*** The input ***

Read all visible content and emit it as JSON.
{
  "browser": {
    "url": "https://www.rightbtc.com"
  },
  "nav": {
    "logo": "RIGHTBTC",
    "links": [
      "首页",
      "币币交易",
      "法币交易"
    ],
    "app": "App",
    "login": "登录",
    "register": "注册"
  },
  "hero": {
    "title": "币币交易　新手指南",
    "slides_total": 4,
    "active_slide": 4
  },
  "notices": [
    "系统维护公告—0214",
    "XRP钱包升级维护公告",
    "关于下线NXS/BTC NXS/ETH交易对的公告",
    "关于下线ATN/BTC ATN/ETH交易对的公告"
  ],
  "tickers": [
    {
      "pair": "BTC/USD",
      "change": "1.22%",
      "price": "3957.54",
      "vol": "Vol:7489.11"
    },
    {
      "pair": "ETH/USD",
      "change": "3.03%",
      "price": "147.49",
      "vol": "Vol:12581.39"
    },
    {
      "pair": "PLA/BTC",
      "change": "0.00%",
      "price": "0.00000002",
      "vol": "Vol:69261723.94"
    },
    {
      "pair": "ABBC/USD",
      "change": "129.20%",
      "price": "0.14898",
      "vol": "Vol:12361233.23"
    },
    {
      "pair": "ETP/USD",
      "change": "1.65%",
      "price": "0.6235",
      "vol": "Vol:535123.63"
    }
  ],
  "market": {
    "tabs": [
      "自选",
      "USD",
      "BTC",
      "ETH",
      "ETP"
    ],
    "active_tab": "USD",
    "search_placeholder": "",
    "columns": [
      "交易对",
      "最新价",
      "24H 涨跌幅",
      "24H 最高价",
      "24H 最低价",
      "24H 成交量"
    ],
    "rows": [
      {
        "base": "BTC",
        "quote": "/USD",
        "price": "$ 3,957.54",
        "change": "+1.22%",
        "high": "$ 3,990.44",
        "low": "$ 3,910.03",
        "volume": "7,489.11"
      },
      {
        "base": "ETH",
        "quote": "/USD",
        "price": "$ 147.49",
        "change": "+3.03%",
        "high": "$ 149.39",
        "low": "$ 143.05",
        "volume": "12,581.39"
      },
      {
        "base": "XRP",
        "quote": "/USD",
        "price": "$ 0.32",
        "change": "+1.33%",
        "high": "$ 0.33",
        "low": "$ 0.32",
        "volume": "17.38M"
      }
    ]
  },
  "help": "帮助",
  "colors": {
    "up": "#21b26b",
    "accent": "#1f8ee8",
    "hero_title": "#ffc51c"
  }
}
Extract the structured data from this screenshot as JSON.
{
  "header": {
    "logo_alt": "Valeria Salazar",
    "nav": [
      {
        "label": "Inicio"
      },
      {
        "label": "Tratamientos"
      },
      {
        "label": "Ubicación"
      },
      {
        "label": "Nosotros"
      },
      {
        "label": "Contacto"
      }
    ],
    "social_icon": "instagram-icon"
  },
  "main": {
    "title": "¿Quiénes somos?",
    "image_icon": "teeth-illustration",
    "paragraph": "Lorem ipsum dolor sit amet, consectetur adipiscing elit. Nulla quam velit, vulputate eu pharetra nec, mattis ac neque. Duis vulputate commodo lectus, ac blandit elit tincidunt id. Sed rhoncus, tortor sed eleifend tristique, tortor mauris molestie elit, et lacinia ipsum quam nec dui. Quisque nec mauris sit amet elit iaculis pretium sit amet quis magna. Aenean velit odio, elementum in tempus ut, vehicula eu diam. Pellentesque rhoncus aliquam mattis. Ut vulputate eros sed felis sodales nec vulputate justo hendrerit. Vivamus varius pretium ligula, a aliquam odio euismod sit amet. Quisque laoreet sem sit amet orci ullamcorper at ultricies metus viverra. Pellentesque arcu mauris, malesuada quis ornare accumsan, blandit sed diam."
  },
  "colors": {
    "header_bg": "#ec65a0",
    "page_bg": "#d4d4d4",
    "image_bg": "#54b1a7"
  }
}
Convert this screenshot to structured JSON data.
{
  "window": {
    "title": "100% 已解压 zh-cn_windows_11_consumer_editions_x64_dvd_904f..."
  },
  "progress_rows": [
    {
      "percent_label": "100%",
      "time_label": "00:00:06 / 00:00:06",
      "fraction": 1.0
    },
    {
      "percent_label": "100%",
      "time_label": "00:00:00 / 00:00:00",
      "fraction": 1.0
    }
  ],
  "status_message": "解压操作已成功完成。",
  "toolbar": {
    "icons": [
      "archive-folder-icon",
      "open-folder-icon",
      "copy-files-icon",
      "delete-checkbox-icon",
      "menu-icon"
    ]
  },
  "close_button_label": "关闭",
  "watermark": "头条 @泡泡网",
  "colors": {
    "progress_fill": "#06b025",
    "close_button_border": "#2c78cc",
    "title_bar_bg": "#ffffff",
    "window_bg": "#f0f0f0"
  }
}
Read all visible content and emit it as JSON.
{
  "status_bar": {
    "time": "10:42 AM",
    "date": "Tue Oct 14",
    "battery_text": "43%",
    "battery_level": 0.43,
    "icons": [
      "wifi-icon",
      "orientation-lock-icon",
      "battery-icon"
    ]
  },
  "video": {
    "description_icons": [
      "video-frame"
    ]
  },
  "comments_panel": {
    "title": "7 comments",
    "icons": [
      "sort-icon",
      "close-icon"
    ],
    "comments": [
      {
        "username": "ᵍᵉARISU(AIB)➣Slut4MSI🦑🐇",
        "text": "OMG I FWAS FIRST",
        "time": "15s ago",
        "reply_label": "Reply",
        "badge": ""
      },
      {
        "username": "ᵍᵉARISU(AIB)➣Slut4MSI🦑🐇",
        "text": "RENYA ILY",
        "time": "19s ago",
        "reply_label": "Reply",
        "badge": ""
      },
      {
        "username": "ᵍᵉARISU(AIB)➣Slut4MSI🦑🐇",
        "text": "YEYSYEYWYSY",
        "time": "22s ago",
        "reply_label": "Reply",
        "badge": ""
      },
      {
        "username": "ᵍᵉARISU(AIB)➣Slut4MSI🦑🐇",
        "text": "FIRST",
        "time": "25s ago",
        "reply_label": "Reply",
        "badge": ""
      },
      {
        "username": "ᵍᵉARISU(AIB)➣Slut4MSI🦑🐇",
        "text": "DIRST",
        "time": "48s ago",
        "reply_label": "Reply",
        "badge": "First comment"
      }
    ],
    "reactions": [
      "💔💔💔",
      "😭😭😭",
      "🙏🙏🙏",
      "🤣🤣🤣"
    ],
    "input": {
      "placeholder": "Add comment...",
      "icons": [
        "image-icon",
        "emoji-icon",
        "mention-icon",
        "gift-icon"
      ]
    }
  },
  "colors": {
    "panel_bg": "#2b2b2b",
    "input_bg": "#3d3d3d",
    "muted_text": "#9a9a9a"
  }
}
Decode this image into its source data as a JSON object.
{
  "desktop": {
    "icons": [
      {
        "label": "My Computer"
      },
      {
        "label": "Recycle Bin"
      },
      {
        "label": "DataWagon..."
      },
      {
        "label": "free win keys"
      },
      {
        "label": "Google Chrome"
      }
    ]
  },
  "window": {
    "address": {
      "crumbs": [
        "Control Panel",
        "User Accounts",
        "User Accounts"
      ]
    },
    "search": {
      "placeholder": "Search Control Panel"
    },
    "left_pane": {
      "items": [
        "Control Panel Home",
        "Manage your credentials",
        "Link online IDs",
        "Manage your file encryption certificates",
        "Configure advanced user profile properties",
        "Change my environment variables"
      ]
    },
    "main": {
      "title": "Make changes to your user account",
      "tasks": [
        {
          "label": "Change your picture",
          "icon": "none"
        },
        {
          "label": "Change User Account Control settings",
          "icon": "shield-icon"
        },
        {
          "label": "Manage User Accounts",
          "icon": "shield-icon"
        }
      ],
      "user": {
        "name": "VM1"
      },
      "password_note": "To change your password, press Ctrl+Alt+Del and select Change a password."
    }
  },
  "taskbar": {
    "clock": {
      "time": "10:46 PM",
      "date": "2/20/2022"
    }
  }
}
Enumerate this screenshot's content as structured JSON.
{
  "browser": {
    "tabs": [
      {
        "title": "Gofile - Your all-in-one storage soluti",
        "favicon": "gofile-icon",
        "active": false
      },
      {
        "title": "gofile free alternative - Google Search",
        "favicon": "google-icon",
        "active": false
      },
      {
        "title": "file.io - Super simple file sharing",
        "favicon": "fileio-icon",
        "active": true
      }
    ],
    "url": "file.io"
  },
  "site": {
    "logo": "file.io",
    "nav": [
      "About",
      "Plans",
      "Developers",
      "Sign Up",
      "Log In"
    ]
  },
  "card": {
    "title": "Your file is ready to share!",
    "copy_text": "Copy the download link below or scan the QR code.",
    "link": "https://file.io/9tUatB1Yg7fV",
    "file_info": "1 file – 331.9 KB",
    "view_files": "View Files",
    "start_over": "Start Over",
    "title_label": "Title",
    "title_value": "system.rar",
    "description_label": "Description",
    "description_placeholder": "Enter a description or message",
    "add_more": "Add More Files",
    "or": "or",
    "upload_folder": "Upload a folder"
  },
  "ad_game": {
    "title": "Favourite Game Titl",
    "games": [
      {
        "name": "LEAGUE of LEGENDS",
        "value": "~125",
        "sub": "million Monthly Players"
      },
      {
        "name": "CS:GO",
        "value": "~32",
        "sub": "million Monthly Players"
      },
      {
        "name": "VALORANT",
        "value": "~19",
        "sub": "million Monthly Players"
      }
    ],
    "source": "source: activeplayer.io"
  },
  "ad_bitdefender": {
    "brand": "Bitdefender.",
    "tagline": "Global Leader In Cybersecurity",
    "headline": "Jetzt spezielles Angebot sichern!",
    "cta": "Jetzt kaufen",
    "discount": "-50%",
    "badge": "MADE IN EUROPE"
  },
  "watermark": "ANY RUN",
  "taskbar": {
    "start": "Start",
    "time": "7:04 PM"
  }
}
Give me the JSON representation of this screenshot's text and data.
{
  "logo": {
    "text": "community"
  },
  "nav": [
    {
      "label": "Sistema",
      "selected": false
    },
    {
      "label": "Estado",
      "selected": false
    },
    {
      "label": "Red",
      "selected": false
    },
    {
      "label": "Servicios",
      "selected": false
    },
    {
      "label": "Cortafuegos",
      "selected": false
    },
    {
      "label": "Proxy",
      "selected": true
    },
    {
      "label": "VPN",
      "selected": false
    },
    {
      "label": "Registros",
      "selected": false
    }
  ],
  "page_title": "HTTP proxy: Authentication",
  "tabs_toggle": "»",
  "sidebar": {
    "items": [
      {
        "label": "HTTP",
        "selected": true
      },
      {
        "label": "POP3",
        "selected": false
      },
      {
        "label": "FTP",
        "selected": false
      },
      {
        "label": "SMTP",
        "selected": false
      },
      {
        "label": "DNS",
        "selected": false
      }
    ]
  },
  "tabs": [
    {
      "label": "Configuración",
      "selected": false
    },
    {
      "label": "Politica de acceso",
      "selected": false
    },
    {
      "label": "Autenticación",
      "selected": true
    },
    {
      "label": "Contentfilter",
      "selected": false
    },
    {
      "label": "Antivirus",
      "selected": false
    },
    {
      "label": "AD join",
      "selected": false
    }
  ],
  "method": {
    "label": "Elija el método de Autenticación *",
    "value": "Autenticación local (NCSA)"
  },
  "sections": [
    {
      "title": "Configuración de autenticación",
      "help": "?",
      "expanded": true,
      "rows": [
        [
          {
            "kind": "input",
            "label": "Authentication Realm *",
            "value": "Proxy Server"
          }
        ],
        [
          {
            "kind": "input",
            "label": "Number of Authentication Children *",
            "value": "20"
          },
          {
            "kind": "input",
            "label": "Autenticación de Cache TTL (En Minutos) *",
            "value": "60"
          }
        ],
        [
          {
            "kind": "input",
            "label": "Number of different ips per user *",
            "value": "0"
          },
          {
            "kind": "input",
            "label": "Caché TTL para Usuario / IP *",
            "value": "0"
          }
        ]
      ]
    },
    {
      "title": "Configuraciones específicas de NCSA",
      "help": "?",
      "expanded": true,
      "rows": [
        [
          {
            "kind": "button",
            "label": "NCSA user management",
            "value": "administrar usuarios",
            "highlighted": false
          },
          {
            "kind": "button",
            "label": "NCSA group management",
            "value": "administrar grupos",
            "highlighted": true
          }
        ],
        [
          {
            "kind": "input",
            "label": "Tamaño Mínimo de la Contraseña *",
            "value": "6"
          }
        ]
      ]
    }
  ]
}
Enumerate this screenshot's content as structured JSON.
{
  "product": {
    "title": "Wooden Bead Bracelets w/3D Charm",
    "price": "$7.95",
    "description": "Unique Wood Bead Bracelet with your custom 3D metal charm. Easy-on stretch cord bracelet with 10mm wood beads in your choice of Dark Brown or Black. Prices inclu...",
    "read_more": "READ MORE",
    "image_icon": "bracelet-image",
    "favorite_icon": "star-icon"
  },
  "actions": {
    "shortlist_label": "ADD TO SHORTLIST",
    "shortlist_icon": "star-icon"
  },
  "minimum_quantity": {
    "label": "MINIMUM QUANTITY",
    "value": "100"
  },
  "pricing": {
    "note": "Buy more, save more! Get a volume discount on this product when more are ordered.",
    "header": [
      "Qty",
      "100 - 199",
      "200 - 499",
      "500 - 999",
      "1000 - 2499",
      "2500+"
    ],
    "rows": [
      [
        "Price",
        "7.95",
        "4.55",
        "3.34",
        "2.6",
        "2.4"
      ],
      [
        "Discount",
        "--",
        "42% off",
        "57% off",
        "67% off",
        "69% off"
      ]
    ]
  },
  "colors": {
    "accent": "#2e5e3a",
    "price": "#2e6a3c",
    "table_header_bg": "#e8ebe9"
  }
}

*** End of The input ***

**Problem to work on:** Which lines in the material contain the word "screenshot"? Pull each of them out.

**Task output:**
Extract the structured data from this screenshot as JSON.
Convert this screenshot to structured JSON data.
Enumerate this screenshot's content as structured JSON.
Give me the JSON representation of this screenshot's text and data.
Enumerate this screenshot's content as structured JSON.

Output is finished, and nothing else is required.